Source material:
######

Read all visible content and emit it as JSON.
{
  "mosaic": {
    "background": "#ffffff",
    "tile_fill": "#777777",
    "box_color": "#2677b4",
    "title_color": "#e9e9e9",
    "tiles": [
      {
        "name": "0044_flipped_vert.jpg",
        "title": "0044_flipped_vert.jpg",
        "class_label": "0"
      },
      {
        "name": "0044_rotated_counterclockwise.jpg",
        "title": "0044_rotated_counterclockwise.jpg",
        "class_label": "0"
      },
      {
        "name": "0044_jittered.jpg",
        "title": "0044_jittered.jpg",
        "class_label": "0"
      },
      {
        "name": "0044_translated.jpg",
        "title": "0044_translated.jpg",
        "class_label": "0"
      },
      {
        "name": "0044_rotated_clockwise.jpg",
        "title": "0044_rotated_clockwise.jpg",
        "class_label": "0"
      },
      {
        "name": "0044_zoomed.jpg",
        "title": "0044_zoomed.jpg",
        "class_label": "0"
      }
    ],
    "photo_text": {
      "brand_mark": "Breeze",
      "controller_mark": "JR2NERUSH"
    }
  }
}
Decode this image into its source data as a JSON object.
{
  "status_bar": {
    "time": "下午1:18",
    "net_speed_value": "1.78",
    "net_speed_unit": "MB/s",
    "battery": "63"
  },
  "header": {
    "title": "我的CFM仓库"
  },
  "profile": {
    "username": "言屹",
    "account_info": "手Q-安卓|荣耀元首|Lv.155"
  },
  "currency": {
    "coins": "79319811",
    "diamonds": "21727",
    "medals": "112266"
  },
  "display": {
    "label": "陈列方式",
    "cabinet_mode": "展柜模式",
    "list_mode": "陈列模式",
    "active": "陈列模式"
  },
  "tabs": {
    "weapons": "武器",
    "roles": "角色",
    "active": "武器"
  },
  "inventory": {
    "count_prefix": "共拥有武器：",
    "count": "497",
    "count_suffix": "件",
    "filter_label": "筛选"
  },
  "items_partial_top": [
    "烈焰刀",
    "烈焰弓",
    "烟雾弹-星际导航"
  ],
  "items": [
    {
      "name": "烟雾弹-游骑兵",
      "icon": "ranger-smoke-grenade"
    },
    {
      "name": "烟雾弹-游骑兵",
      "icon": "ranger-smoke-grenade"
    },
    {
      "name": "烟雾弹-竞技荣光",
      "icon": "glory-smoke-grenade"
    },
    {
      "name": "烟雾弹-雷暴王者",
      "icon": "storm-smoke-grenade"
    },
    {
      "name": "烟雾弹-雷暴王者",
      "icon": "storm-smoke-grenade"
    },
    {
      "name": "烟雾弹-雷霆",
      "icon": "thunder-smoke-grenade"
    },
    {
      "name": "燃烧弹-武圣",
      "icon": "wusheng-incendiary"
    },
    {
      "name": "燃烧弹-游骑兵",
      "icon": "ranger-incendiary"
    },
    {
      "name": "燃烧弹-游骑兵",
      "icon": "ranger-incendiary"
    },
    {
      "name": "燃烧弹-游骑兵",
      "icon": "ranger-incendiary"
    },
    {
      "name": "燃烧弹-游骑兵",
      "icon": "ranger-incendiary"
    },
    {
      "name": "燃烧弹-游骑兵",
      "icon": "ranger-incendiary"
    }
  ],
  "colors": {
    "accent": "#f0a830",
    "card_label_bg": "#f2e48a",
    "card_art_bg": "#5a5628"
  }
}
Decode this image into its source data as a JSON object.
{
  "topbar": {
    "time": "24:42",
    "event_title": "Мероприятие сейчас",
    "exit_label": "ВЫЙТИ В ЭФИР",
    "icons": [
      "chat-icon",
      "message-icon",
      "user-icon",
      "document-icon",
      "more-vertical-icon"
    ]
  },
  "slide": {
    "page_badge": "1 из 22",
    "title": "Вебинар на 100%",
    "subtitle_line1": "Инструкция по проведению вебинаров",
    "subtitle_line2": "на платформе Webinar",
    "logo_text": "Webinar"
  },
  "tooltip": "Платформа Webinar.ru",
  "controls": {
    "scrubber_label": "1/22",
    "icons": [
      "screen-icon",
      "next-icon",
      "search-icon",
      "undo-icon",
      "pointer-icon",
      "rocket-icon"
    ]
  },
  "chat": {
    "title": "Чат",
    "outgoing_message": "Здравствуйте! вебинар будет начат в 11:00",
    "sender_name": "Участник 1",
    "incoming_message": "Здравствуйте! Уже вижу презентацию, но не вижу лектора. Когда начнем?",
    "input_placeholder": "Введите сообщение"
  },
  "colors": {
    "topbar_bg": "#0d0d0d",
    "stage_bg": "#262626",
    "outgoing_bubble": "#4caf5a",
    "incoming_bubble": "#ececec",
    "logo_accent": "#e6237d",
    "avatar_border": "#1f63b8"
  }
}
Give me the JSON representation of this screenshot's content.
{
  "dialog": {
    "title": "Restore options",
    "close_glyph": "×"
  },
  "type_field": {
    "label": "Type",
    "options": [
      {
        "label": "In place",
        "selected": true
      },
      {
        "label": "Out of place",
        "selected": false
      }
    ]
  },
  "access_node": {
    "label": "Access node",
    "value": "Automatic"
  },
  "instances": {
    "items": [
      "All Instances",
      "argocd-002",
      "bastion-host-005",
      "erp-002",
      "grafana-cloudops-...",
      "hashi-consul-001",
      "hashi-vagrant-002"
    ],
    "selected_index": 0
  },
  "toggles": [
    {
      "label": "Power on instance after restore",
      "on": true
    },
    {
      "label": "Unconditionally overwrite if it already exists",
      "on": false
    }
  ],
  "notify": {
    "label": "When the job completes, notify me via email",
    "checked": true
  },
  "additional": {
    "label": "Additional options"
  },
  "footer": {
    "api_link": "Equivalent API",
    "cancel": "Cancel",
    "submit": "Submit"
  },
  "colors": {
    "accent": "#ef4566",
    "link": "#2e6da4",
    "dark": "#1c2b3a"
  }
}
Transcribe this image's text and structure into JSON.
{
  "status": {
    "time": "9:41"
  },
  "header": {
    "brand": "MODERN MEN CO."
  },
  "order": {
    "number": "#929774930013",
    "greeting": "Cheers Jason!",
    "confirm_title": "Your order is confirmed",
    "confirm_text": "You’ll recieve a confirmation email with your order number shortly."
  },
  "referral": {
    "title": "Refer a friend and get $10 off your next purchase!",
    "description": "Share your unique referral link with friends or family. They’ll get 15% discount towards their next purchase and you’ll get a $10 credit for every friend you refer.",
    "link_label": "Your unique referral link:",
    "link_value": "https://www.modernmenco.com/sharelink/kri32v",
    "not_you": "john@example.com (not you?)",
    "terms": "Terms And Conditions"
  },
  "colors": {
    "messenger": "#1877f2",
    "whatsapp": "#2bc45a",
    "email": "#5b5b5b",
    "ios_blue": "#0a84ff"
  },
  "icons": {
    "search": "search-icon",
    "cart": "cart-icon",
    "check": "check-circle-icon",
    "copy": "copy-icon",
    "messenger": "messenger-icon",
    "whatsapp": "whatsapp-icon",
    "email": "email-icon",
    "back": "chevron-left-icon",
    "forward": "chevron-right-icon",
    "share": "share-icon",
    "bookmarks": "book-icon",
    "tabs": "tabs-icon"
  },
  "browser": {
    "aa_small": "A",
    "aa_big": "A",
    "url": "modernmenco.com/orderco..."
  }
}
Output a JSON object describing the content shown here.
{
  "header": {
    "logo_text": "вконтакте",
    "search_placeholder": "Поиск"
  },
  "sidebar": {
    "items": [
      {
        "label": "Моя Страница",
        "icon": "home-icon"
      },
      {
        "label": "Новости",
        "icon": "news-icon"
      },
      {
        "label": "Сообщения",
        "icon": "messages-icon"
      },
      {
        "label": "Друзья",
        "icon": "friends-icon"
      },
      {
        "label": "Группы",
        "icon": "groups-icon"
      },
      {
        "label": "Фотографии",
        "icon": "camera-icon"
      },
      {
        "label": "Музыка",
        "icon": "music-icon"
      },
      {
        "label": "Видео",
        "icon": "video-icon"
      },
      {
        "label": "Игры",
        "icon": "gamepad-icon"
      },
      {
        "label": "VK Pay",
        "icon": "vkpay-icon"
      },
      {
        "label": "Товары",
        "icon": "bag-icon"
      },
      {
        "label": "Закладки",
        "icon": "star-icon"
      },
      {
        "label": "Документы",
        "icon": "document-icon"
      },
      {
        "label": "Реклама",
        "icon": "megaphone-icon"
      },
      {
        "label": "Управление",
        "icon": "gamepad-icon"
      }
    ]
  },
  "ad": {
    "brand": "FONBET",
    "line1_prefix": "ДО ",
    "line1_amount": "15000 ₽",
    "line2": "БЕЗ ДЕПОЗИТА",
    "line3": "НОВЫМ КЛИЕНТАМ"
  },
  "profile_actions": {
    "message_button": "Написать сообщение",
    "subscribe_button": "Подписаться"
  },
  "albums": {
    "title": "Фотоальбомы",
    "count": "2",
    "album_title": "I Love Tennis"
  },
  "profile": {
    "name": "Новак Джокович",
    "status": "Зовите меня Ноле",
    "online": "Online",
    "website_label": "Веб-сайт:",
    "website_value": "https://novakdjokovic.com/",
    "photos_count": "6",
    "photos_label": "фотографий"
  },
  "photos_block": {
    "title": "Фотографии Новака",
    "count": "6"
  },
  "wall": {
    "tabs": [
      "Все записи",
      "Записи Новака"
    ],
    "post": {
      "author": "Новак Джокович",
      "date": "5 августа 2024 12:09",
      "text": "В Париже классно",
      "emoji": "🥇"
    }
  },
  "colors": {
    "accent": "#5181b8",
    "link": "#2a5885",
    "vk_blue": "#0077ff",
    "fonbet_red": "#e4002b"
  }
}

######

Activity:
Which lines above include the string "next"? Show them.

Answer to this problem:
      "next-icon",
    "title": "Refer a friend and get $10 off your next purchase!",
    "description": "Share your unique referral link with friends or family. They’ll get 15% discount towards their next purchase and you’ll get a $10 credit for every friend you refer.",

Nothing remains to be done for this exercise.